**Goal of the exercise**
Copy each line from the entries that the word "heading" appears in.

**Data records for software interfaces**
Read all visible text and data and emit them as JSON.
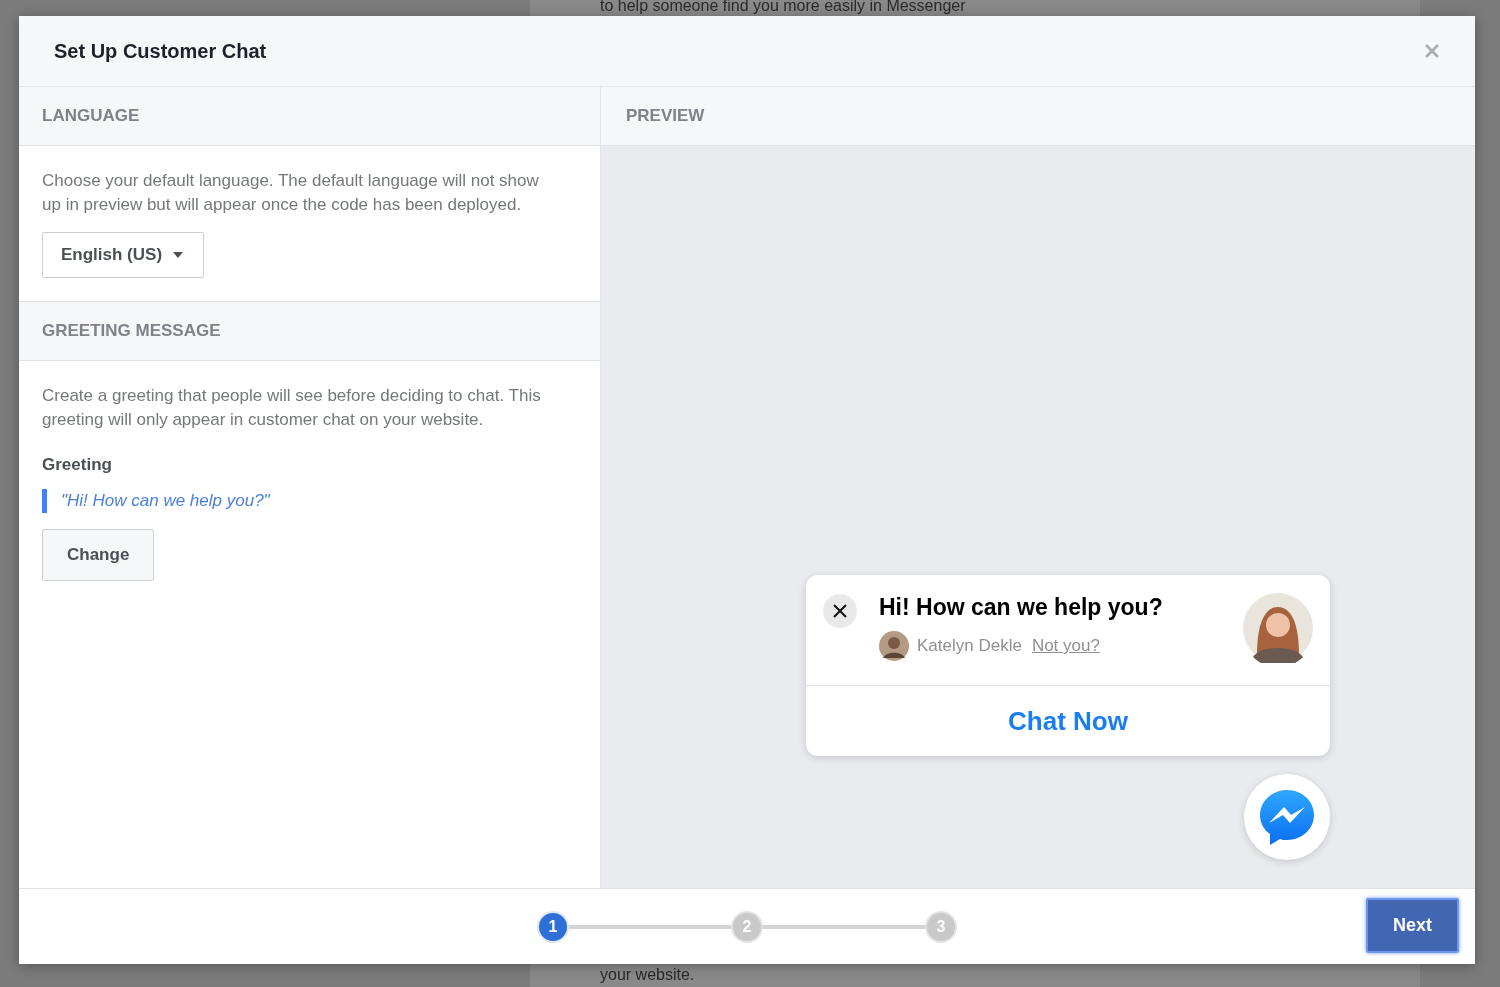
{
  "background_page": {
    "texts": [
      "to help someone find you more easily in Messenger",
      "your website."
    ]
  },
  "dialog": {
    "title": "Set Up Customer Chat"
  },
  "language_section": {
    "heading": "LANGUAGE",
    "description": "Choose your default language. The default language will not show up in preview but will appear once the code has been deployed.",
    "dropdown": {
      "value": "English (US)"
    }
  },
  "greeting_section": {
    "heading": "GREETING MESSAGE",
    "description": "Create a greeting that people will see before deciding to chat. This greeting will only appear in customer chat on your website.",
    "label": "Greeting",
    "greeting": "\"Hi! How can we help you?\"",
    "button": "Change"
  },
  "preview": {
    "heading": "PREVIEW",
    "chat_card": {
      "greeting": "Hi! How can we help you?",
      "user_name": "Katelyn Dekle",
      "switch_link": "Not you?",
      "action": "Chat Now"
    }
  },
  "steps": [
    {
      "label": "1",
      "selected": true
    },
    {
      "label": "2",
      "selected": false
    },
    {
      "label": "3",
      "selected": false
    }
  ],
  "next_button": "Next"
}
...
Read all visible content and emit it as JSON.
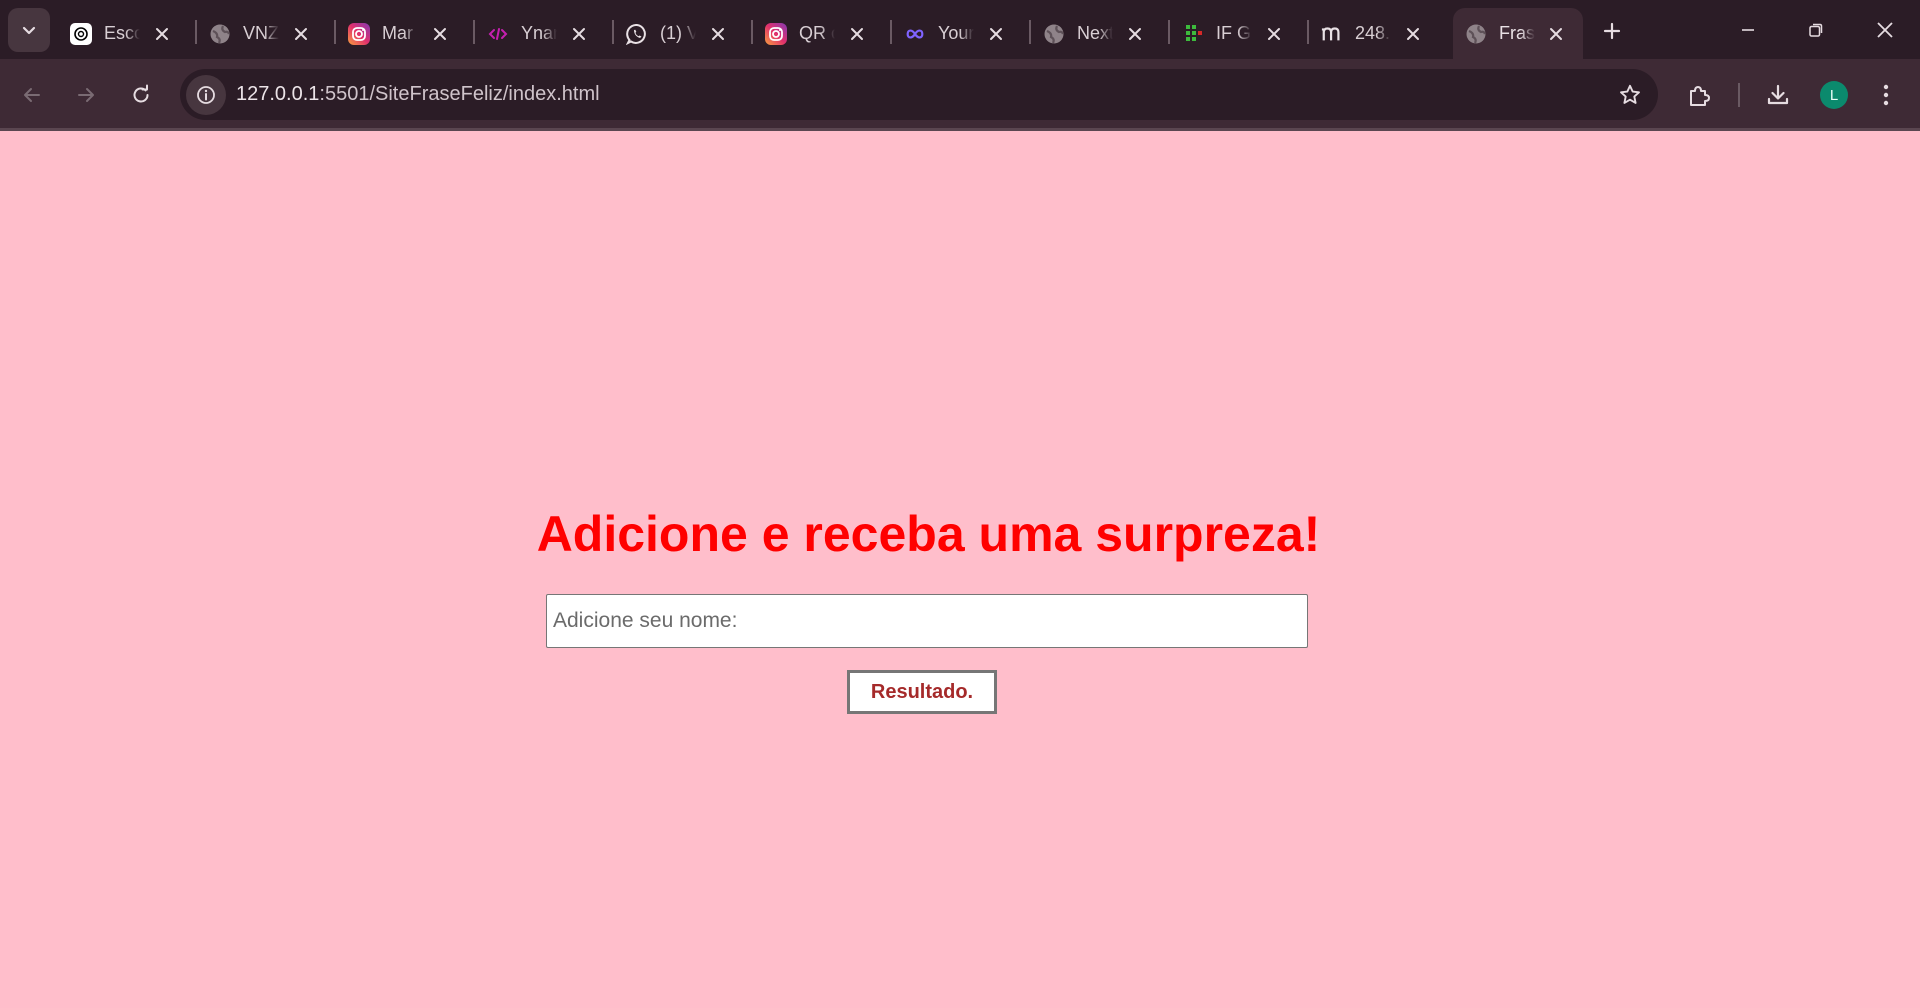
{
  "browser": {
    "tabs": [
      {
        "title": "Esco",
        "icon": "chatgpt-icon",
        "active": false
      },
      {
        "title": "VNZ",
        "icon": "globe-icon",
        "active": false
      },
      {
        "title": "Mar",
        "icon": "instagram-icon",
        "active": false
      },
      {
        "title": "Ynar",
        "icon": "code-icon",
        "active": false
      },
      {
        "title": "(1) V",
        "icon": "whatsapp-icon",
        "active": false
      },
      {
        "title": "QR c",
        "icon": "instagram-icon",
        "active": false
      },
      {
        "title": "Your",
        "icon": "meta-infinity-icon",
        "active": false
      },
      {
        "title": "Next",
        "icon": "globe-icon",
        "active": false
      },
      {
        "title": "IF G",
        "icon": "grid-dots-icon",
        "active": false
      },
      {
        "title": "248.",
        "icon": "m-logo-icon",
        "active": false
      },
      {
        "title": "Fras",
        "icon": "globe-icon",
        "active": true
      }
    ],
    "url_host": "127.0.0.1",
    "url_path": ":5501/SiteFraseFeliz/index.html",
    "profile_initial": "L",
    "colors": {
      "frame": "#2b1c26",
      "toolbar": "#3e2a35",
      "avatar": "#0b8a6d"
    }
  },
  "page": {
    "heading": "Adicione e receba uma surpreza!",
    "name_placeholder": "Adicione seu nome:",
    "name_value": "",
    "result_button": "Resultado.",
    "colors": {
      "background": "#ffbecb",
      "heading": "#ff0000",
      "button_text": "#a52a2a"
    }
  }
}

**Your solution**
    "heading": "LANGUAGE",
    "heading": "GREETING MESSAGE",
    "heading": "PREVIEW",
    "heading": "Adicione e receba uma surpreza!",
      "heading": "#ff0000",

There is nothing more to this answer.